─── DATASET
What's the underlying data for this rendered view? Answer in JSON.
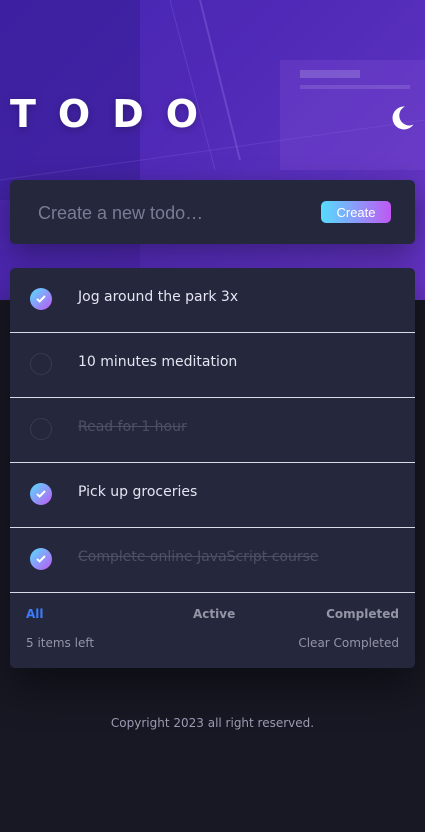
{
  "header": {
    "title": "TODO",
    "theme_toggle_icon": "moon-icon"
  },
  "create": {
    "placeholder": "Create a new todo…",
    "button_label": "Create"
  },
  "todos": [
    {
      "text": "Jog around the park 3x",
      "completed": true,
      "struck": false
    },
    {
      "text": "10 minutes meditation",
      "completed": false,
      "struck": false
    },
    {
      "text": "Read for 1 hour",
      "completed": false,
      "struck": true
    },
    {
      "text": "Pick up groceries",
      "completed": true,
      "struck": false
    },
    {
      "text": "Complete online JavaScript course",
      "completed": true,
      "struck": true
    }
  ],
  "footer": {
    "filters": {
      "all": "All",
      "active": "Active",
      "completed": "Completed"
    },
    "active_filter": "all",
    "items_left": "5 items left",
    "clear_label": "Clear Completed"
  },
  "copyright": "Copyright 2023 all right reserved.",
  "colors": {
    "accent": "#3a7cfd",
    "gradient_start": "#55ddff",
    "gradient_end": "#c058f3",
    "card": "#25273d",
    "background": "#181824"
  }
}
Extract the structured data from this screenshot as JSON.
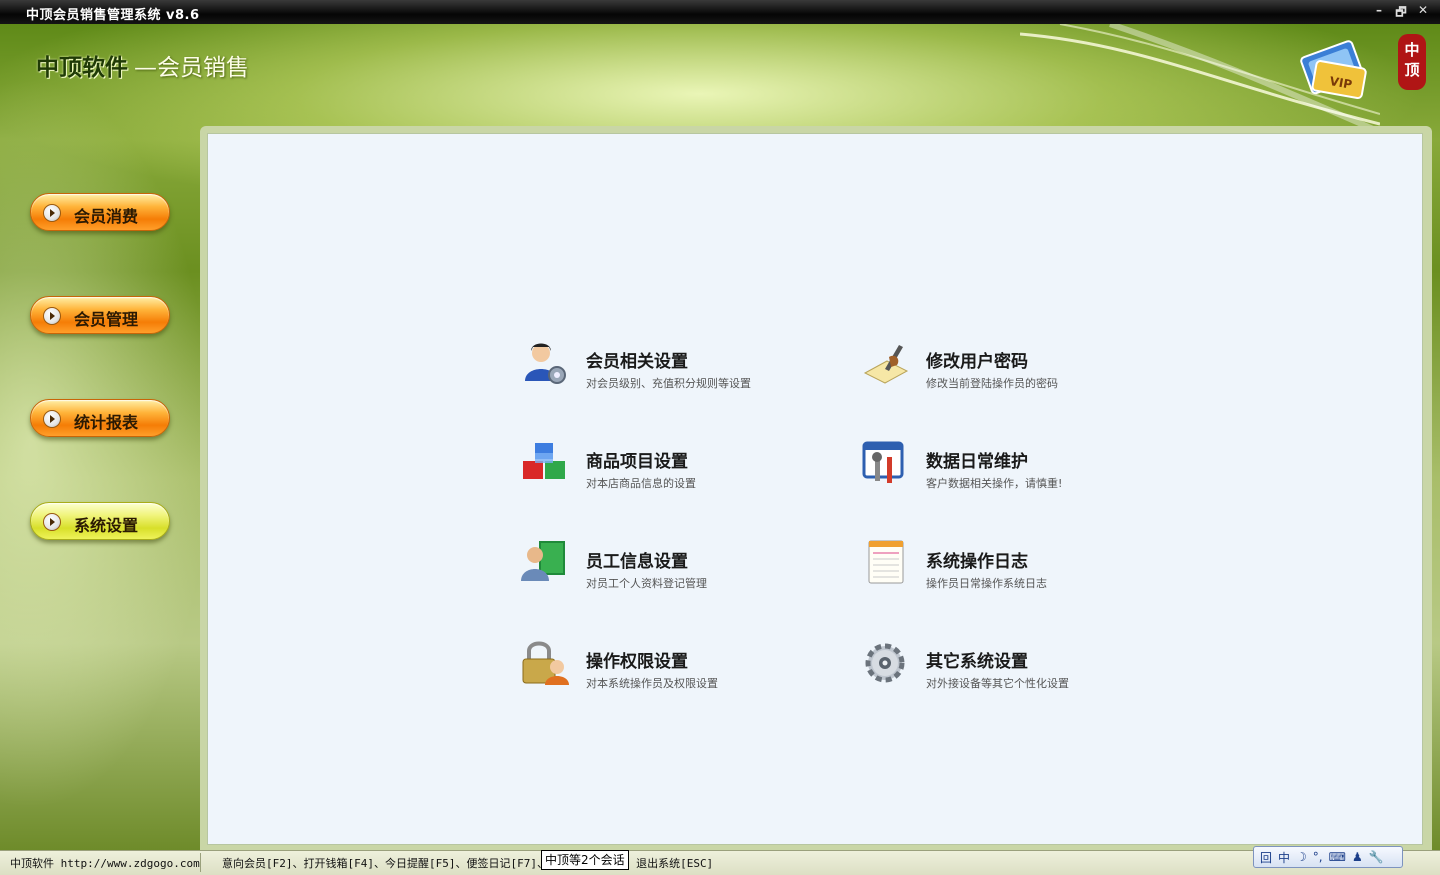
{
  "window": {
    "title": "中顶会员销售管理系统 v8.6",
    "controls": [
      "–",
      "🗗",
      "✕"
    ]
  },
  "brand": {
    "company": "中顶软件",
    "product": "—会员销售",
    "seal_text": "中顶"
  },
  "sidebar": {
    "items": [
      {
        "label": "会员消费",
        "active": false
      },
      {
        "label": "会员管理",
        "active": false
      },
      {
        "label": "统计报表",
        "active": false
      },
      {
        "label": "系统设置",
        "active": true
      }
    ]
  },
  "settings": {
    "items": [
      {
        "icon": "member-settings-icon",
        "title": "会员相关设置",
        "desc": "对会员级别、充值积分规则等设置"
      },
      {
        "icon": "change-password-icon",
        "title": "修改用户密码",
        "desc": "修改当前登陆操作员的密码"
      },
      {
        "icon": "product-settings-icon",
        "title": "商品项目设置",
        "desc": "对本店商品信息的设置"
      },
      {
        "icon": "data-maintenance-icon",
        "title": "数据日常维护",
        "desc": "客户数据相关操作，请慎重!"
      },
      {
        "icon": "employee-info-icon",
        "title": "员工信息设置",
        "desc": "对员工个人资料登记管理"
      },
      {
        "icon": "operation-log-icon",
        "title": "系统操作日志",
        "desc": "操作员日常操作系统日志"
      },
      {
        "icon": "permission-settings-icon",
        "title": "操作权限设置",
        "desc": "对本系统操作员及权限设置"
      },
      {
        "icon": "other-settings-icon",
        "title": "其它系统设置",
        "desc": "对外接设备等其它个性化设置"
      }
    ]
  },
  "statusbar": {
    "left": "中顶软件 http://www.zdgogo.com",
    "shortcuts": "意向会员[F2]、打开钱箱[F4]、今日提醒[F5]、便签日记[F7]、锁定屏幕[F10]、退出系统[ESC]",
    "ime_tip": "中顶等2个会话",
    "ime_toolbar": [
      "回",
      "中",
      "☽",
      "°,",
      "⌨",
      "♟",
      "🔧"
    ]
  }
}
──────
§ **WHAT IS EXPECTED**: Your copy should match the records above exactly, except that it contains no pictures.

§ **EXERCISE ANSWER**:
What's the underlying data for this rendered view? Answer in JSON.
{
  "header": {
    "title": "TODO",
    "theme_toggle_icon": "moon-icon"
  },
  "create": {
    "placeholder": "Create a new todo…",
    "button_label": "Create"
  },
  "todos": [
    {
      "text": "Jog around the park 3x",
      "completed": true,
      "struck": false
    },
    {
      "text": "10 minutes meditation",
      "completed": false,
      "struck": false
    },
    {
      "text": "Read for 1 hour",
      "completed": false,
      "struck": true
    },
    {
      "text": "Pick up groceries",
      "completed": true,
      "struck": false
    },
    {
      "text": "Complete online JavaScript course",
      "completed": true,
      "struck": true
    }
  ],
  "footer": {
    "filters": {
      "all": "All",
      "active": "Active",
      "completed": "Completed"
    },
    "active_filter": "all",
    "items_left": "5 items left",
    "clear_label": "Clear Completed"
  },
  "copyright": "Copyright 2023 all right reserved.",
  "colors": {
    "accent": "#3a7cfd",
    "gradient_start": "#55ddff",
    "gradient_end": "#c058f3",
    "card": "#25273d",
    "background": "#181824"
  }
}
Extract the structured data from this screenshot as JSON.
{
  "window": {
    "title": "中顶会员销售管理系统 v8.6",
    "controls": [
      "–",
      "🗗",
      "✕"
    ]
  },
  "brand": {
    "company": "中顶软件",
    "product": "—会员销售",
    "seal_text": "中顶"
  },
  "sidebar": {
    "items": [
      {
        "label": "会员消费",
        "active": false
      },
      {
        "label": "会员管理",
        "active": false
      },
      {
        "label": "统计报表",
        "active": false
      },
      {
        "label": "系统设置",
        "active": true
      }
    ]
  },
  "settings": {
    "items": [
      {
        "icon": "member-settings-icon",
        "title": "会员相关设置",
        "desc": "对会员级别、充值积分规则等设置"
      },
      {
        "icon": "change-password-icon",
        "title": "修改用户密码",
        "desc": "修改当前登陆操作员的密码"
      },
      {
        "icon": "product-settings-icon",
        "title": "商品项目设置",
        "desc": "对本店商品信息的设置"
      },
      {
        "icon": "data-maintenance-icon",
        "title": "数据日常维护",
        "desc": "客户数据相关操作，请慎重!"
      },
      {
        "icon": "employee-info-icon",
        "title": "员工信息设置",
        "desc": "对员工个人资料登记管理"
      },
      {
        "icon": "operation-log-icon",
        "title": "系统操作日志",
        "desc": "操作员日常操作系统日志"
      },
      {
        "icon": "permission-settings-icon",
        "title": "操作权限设置",
        "desc": "对本系统操作员及权限设置"
      },
      {
        "icon": "other-settings-icon",
        "title": "其它系统设置",
        "desc": "对外接设备等其它个性化设置"
      }
    ]
  },
  "statusbar": {
    "left": "中顶软件 http://www.zdgogo.com",
    "shortcuts": "意向会员[F2]、打开钱箱[F4]、今日提醒[F5]、便签日记[F7]、锁定屏幕[F10]、退出系统[ESC]",
    "ime_tip": "中顶等2个会话",
    "ime_toolbar": [
      "回",
      "中",
      "☽",
      "°,",
      "⌨",
      "♟",
      "🔧"
    ]
  }
}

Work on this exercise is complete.